Not that I think this is any sort of panacea, but our good friends at BBC have seen fit to ask: "Could a new phonetic alphabet promote world peace?"
Although backers of this supposed universal alphabet claim that "it will make pronunciation easy and foster international understanding", I have doubts that SaypU (Spell As You Pronounce Universal project) constitutes a viable route to world peace.
It is curious that SaypU, which uses 24 letters, dispenses with precisely those three letters that give persons who are unfamiliar with Pinyin (official PRC Romanization for Mandarin) the most trouble: "c", "q", and "x". It also adds a reverse "e" for schwa, but, since standard keyboards do not have this symbol, the asterisk (*) may be used to represent it.
The home page of the SaypU project has a conversion tool that you can use to render various traditional spellings into SaypU. For example, if you enter
English "Let's meet at Leicester Square", the result in SaypU is "Let's miit at Lestɘr skwer."
Turkish "Ben İstanbul'da yaşıyorum" ("I live in Istanbul") gives "Ben İstanbul ' da yashɘyorum."
Vietnamese "Tôi ăn một bát phở, được không?" (lit., "I'll eat a bowl of phở, okay?", i.e., "May I have a bowl of pho?") yields "Toy an mot baat fɘɘ, dɘɘk khong?"
Hindi मेरा नाम बहादुर है ("My name is Bahadur") gives "Mɘeerɘaa nɘaam bɘhɘaadɘur hay."
Japanese ここに 語句 もしくは 文章 を 入力 して 下さい ("Please enter a text") results in "Kokoni go ku moshikuwa bunshoo wo nyuuryoku shite kudasai."
Georgian იოსებ სტალინი იყო საქართველოდან ("Joseph Stalin was from Georgia") yields "ioseb stalini iko sakartvelodan."
After you do the conversion to SaypU, you can push a "play" button and the pronunciations will be read out — quite accurately, it seems.

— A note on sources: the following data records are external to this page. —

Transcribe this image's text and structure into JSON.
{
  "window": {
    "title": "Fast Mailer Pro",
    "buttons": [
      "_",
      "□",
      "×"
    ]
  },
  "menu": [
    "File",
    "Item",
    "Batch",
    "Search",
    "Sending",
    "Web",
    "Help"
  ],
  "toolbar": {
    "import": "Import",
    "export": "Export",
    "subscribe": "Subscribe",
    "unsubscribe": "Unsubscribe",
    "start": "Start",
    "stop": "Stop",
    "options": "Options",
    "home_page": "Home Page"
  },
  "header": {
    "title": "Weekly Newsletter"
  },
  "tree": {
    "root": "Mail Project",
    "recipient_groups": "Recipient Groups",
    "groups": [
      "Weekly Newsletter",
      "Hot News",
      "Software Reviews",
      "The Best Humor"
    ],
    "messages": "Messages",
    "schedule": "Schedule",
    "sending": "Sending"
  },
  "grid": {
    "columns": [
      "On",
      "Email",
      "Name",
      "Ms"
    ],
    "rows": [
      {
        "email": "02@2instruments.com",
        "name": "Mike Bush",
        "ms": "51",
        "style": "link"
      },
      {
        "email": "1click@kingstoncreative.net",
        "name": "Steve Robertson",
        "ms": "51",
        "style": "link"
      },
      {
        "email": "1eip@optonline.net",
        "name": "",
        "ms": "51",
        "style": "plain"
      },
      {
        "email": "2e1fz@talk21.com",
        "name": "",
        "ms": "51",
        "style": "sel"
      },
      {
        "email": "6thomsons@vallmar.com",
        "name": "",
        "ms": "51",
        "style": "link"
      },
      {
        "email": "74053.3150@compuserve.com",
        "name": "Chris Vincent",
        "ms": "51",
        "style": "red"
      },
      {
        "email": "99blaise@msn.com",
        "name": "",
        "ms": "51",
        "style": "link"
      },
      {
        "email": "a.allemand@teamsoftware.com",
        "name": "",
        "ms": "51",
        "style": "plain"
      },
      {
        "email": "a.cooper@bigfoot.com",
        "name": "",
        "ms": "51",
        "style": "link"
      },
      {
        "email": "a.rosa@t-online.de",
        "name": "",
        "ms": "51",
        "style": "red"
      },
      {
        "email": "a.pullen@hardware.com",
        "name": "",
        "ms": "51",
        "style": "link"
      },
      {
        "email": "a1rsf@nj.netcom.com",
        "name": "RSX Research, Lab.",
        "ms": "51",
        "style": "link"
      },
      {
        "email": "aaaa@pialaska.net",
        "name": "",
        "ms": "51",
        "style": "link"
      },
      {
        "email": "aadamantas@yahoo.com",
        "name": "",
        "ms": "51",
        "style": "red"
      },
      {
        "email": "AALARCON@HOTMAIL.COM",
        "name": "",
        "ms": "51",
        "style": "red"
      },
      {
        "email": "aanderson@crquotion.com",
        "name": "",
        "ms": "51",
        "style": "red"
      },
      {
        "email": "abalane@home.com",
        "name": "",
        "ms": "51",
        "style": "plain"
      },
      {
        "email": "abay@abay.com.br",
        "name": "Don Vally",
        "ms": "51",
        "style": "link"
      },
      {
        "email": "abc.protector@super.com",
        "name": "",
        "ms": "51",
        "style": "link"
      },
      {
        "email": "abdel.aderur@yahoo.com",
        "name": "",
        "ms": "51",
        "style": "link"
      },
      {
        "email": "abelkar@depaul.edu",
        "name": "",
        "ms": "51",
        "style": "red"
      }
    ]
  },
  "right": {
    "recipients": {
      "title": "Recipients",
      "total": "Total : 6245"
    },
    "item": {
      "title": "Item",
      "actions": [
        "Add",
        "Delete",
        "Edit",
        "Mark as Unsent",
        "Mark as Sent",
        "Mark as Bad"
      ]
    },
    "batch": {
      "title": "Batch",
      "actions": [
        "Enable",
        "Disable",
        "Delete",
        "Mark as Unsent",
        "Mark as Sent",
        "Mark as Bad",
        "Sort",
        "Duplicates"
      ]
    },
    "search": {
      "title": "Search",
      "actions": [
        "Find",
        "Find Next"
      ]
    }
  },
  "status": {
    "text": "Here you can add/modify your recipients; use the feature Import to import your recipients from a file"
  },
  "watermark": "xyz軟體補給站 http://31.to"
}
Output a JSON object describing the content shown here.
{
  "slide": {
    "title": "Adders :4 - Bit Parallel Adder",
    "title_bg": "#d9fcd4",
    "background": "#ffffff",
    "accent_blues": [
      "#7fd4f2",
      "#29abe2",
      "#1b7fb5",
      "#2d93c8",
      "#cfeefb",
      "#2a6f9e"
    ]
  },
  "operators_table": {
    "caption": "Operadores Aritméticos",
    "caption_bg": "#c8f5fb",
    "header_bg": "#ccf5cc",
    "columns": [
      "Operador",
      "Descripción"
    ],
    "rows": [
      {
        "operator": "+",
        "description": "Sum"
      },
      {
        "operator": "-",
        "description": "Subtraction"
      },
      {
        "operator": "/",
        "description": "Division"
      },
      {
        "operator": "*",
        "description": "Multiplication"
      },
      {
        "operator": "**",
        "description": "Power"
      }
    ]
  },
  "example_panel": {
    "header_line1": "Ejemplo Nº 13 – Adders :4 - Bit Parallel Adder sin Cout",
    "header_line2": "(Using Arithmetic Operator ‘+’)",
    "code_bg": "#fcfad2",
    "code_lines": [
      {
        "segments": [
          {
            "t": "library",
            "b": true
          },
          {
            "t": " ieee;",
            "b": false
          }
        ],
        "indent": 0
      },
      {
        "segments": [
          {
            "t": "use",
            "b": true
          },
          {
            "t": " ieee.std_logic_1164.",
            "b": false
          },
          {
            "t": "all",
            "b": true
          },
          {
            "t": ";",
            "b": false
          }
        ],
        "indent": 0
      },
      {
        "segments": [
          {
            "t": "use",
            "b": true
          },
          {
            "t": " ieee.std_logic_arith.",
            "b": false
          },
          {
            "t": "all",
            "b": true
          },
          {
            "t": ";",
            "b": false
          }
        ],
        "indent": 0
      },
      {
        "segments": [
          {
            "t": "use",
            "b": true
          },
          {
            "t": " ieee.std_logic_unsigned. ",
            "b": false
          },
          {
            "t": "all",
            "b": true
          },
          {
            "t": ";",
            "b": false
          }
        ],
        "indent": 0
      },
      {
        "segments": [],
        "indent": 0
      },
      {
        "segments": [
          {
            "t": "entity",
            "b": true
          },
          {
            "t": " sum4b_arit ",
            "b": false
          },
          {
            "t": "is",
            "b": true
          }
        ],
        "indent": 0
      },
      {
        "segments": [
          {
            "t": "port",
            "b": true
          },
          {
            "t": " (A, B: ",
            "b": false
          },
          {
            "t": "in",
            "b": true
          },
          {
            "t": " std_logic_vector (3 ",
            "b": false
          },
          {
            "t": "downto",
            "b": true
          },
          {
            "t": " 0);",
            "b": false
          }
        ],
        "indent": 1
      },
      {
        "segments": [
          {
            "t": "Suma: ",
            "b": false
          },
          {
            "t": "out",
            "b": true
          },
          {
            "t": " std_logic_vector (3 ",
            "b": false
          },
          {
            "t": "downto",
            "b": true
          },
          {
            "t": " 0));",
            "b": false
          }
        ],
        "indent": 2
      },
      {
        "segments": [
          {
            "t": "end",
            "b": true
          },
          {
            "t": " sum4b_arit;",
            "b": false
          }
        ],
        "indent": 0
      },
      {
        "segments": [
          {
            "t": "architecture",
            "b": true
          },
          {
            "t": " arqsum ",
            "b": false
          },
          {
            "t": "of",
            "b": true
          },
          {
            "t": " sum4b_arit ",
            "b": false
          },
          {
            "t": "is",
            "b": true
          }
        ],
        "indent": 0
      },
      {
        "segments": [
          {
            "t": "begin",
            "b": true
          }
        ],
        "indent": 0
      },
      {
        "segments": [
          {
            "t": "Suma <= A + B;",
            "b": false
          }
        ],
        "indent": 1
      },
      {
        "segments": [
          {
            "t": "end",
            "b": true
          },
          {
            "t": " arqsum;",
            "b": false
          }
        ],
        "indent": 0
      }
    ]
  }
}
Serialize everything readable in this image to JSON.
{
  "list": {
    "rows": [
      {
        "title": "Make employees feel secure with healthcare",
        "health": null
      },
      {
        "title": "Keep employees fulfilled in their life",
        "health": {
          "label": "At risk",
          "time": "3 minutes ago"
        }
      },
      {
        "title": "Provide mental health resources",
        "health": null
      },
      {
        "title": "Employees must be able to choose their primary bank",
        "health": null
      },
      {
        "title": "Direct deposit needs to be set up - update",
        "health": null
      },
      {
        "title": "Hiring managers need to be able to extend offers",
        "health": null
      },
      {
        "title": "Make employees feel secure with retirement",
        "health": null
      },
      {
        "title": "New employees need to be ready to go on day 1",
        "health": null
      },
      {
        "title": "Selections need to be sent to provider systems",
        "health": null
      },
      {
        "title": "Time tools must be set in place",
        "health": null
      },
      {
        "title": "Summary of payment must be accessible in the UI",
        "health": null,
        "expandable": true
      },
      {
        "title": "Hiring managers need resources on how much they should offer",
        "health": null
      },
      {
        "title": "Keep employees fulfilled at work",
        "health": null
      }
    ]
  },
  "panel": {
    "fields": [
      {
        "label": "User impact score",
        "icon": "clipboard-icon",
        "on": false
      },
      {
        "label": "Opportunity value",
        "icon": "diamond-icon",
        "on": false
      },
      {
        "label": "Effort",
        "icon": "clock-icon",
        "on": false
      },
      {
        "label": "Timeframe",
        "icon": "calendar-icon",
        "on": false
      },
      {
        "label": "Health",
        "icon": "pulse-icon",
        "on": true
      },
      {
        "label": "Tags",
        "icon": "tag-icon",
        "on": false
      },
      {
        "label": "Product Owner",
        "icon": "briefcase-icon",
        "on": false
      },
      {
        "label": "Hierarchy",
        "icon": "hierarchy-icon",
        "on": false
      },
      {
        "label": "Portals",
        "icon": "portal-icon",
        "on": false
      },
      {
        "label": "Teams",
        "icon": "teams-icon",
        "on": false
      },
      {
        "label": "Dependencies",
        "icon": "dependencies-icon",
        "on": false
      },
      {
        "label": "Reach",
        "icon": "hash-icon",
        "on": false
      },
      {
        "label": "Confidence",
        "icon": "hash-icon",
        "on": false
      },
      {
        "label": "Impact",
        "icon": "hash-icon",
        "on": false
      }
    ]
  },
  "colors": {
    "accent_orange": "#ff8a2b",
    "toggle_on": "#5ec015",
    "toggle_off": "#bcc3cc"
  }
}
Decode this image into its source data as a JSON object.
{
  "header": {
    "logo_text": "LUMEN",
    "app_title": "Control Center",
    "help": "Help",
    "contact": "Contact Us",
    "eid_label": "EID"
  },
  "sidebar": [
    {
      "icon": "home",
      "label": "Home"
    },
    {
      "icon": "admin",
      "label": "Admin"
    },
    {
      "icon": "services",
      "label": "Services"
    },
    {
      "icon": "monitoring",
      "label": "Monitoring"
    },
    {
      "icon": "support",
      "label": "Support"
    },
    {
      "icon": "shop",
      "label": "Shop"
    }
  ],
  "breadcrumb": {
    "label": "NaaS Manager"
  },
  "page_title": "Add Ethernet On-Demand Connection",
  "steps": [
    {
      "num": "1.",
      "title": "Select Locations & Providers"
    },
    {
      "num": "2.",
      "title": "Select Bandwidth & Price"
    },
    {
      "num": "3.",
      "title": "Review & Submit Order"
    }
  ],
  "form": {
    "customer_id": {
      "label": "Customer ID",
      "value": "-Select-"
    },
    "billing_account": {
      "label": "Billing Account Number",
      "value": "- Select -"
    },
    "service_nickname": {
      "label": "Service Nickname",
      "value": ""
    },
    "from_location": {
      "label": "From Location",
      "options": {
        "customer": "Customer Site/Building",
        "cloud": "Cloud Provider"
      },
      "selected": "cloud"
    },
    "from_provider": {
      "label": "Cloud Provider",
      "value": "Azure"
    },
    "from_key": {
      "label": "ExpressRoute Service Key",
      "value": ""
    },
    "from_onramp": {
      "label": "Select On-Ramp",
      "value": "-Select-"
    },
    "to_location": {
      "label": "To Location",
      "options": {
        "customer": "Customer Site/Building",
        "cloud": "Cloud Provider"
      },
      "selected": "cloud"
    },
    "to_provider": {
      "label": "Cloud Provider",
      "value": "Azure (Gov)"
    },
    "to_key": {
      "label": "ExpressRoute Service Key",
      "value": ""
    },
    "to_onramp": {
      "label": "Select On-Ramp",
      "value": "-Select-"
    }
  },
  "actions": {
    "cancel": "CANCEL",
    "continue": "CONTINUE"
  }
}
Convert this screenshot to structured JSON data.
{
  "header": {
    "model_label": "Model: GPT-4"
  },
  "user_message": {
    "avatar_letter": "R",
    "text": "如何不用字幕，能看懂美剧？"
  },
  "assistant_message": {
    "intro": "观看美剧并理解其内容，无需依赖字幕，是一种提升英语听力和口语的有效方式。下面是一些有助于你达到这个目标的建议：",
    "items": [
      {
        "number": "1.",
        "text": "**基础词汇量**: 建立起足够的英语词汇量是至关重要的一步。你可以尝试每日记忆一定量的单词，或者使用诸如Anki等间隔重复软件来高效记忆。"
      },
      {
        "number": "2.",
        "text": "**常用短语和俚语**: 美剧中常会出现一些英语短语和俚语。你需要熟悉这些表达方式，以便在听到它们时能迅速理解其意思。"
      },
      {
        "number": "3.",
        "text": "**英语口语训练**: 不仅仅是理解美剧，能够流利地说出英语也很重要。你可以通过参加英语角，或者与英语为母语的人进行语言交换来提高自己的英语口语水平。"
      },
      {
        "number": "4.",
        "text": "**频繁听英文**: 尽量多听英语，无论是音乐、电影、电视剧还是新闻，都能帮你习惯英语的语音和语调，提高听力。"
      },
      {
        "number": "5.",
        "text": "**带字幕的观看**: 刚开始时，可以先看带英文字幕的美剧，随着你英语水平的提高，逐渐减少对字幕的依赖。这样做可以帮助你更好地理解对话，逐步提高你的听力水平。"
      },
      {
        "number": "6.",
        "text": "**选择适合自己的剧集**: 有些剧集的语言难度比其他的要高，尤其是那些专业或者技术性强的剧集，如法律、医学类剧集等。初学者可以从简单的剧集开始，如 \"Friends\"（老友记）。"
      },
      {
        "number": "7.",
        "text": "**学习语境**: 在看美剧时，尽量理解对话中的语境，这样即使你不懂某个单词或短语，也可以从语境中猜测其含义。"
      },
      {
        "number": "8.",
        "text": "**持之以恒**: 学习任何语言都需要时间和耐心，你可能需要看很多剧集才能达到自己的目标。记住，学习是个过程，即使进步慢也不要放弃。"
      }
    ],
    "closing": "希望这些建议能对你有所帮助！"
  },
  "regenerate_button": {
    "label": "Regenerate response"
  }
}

When I showed this BBC article to my colleagues at Language Log headquarters, the only responses I received are these two:
"The Babel fish, by effectively removing all barriers to communication between different cultures and races, has caused more and bloodier wars than anything else in the history of creation."
–Douglas Adams, The Hitchhiker's Guide to the Galaxy
"Il est faux de prétendre que les peuples et les personnes humaines se foutent sur la gueule parce qu'ils ne se comprennent pas. Ils se foutent sur la gueule parce qu'ils se comprennent."
— Romain Gary, Pseudo
[Thanks to Mark Liberman, Paul Kay, Deven Patel, Philip Lutgendorf, Katherine Wang, Erika Gilson, Eric Henry, Peter Golden, John Colarusso, and Bill Hannas]